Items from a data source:
┏━━

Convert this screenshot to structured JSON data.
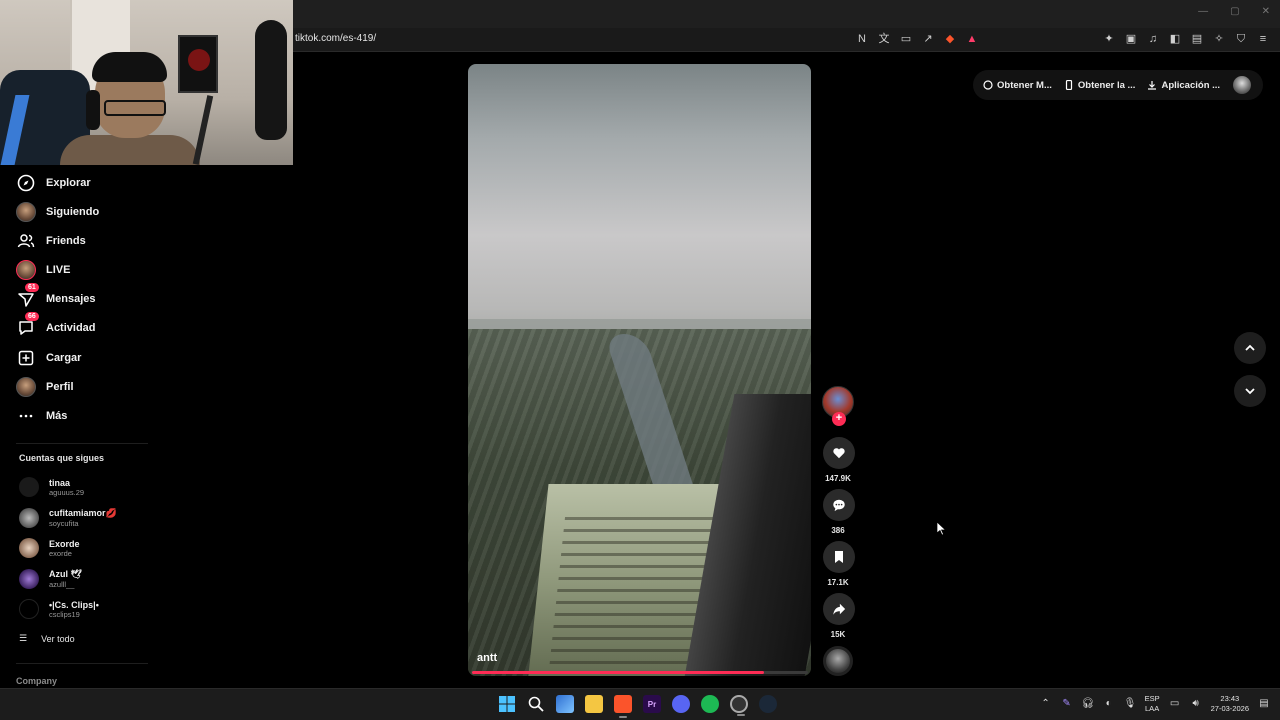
{
  "browser": {
    "url": "tiktok.com/es-419/"
  },
  "sidebar": {
    "items": [
      {
        "label": "Explorar",
        "icon": "compass-icon"
      },
      {
        "label": "Siguiendo",
        "icon": "following-avatar"
      },
      {
        "label": "Friends",
        "icon": "friends-icon"
      },
      {
        "label": "LIVE",
        "icon": "live-avatar"
      },
      {
        "label": "Mensajes",
        "icon": "messages-icon",
        "badge": "61"
      },
      {
        "label": "Actividad",
        "icon": "activity-icon",
        "badge": "66"
      },
      {
        "label": "Cargar",
        "icon": "upload-icon"
      },
      {
        "label": "Perfil",
        "icon": "profile-avatar"
      },
      {
        "label": "Más",
        "icon": "more-icon"
      }
    ],
    "following_title": "Cuentas que sigues",
    "following": [
      {
        "name": "tinaa",
        "handle": "aguuus.29"
      },
      {
        "name": "cufitamiamor💋",
        "handle": "soycufita"
      },
      {
        "name": "Exorde",
        "handle": "exorde"
      },
      {
        "name": "Azul 🕊",
        "handle": "azulll__"
      },
      {
        "name": "•|Cs. Clips|•",
        "handle": "csclips19"
      }
    ],
    "see_all": "Ver todo",
    "company": "Company"
  },
  "video": {
    "caption": "antt",
    "progress": 0.87
  },
  "actions": {
    "likes": "147.9K",
    "comments": "386",
    "saves": "17.1K",
    "shares": "15K"
  },
  "top_pills": {
    "pill1": "Obtener M...",
    "pill2": "Obtener la ...",
    "pill3": "Aplicación ..."
  },
  "taskbar": {
    "lang_top": "ESP",
    "lang_bottom": "LAA",
    "time": "23:43",
    "date": "27-03-2026"
  },
  "colors": {
    "accent": "#fe2c55",
    "background": "#000000"
  }
}
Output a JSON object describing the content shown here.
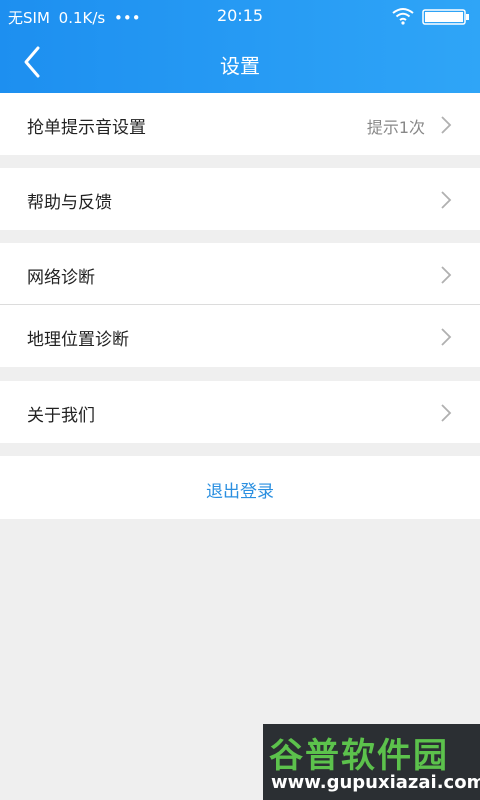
{
  "status_bar": {
    "carrier": "无SIM",
    "speed": "0.1K/s",
    "dots": "•••",
    "time": "20:15",
    "icons": [
      "wifi-icon",
      "battery-icon"
    ]
  },
  "nav": {
    "back_icon": "back-arrow-icon",
    "title": "设置"
  },
  "settings": {
    "grab_sound": {
      "label": "抢单提示音设置",
      "value": "提示1次"
    },
    "help_feedback": {
      "label": "帮助与反馈"
    },
    "network_diagnosis": {
      "label": "网络诊断"
    },
    "location_diagnosis": {
      "label": "地理位置诊断"
    },
    "about_us": {
      "label": "关于我们"
    }
  },
  "logout": {
    "label": "退出登录"
  },
  "watermark": {
    "title": "谷普软件园",
    "url": "www.gupuxiazai.com"
  },
  "colors": {
    "header_start": "#1d8ff0",
    "header_end": "#2fa5f7",
    "background": "#efefef",
    "logout_text": "#2a8fe0",
    "secondary_text": "#888888"
  }
}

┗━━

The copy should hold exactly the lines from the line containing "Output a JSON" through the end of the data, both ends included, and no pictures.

YOUR RESPONSE:
Output a JSON object describing the content shown here.
{
  "status_bar": {
    "carrier": "无SIM",
    "speed": "0.1K/s",
    "dots": "•••",
    "time": "20:15",
    "icons": [
      "wifi-icon",
      "battery-icon"
    ]
  },
  "nav": {
    "back_icon": "back-arrow-icon",
    "title": "设置"
  },
  "settings": {
    "grab_sound": {
      "label": "抢单提示音设置",
      "value": "提示1次"
    },
    "help_feedback": {
      "label": "帮助与反馈"
    },
    "network_diagnosis": {
      "label": "网络诊断"
    },
    "location_diagnosis": {
      "label": "地理位置诊断"
    },
    "about_us": {
      "label": "关于我们"
    }
  },
  "logout": {
    "label": "退出登录"
  },
  "watermark": {
    "title": "谷普软件园",
    "url": "www.gupuxiazai.com"
  },
  "colors": {
    "header_start": "#1d8ff0",
    "header_end": "#2fa5f7",
    "background": "#efefef",
    "logout_text": "#2a8fe0",
    "secondary_text": "#888888"
  }
}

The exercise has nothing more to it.